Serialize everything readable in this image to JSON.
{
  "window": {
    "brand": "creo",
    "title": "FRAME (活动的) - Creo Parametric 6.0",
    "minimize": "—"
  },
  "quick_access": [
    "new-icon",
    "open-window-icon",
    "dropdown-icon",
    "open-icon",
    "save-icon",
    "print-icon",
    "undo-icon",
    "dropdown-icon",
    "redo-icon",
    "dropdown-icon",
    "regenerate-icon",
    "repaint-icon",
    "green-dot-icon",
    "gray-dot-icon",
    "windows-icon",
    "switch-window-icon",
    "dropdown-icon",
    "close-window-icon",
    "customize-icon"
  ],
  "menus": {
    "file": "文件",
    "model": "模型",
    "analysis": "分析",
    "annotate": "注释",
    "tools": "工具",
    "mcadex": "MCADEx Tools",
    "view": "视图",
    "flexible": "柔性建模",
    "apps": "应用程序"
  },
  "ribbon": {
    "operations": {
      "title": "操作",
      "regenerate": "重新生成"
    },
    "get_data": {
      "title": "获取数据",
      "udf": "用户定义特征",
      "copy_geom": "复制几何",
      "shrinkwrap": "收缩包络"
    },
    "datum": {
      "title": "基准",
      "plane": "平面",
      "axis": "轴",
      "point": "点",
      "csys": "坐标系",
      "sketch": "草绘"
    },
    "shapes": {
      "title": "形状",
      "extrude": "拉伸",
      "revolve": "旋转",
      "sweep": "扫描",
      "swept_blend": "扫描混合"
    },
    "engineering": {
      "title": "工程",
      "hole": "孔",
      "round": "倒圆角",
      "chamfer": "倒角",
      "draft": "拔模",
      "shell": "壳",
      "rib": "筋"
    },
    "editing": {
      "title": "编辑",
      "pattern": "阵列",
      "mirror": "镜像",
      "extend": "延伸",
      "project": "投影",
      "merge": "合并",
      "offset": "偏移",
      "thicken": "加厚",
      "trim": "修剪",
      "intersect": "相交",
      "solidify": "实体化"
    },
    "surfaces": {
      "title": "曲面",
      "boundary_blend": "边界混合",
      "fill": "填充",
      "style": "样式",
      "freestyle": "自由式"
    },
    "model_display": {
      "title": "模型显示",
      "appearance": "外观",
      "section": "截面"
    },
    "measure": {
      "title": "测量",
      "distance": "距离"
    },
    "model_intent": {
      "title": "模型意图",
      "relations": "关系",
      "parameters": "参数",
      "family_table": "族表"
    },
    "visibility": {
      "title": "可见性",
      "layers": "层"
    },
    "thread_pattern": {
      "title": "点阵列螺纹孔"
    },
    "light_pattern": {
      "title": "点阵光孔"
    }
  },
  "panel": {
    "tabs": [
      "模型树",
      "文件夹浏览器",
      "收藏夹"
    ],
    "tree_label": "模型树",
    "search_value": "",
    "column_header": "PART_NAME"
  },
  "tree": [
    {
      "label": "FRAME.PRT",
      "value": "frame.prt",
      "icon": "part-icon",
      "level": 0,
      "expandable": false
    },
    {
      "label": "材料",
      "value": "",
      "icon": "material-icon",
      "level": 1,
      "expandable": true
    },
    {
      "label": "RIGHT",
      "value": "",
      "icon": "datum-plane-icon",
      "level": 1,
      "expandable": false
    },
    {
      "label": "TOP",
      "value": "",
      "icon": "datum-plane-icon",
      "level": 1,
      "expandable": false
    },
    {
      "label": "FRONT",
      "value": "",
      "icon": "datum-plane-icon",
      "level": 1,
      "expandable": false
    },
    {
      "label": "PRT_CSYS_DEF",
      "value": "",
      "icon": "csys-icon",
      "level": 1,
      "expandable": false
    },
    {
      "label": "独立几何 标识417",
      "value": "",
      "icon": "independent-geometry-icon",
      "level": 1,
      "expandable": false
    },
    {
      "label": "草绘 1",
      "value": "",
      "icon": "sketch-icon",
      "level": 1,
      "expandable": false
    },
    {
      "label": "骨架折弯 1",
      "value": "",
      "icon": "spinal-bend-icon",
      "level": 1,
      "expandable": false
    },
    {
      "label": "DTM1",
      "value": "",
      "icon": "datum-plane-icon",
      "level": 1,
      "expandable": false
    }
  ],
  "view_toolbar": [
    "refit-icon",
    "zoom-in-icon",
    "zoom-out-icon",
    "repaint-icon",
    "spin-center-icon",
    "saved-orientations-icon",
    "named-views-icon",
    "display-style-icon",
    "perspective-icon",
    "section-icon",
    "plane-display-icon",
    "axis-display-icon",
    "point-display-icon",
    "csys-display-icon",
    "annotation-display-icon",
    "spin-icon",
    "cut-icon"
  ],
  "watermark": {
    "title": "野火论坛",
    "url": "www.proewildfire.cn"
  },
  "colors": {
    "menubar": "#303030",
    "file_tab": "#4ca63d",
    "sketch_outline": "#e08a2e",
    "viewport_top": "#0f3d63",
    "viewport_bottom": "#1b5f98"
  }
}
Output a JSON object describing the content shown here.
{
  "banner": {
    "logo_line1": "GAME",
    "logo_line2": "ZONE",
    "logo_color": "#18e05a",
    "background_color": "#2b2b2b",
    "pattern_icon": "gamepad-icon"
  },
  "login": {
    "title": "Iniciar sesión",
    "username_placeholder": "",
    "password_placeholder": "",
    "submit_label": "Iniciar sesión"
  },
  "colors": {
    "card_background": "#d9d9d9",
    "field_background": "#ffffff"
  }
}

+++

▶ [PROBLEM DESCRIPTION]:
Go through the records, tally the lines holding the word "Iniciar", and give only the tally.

▶ [EXERCISE OUTPUT]:
2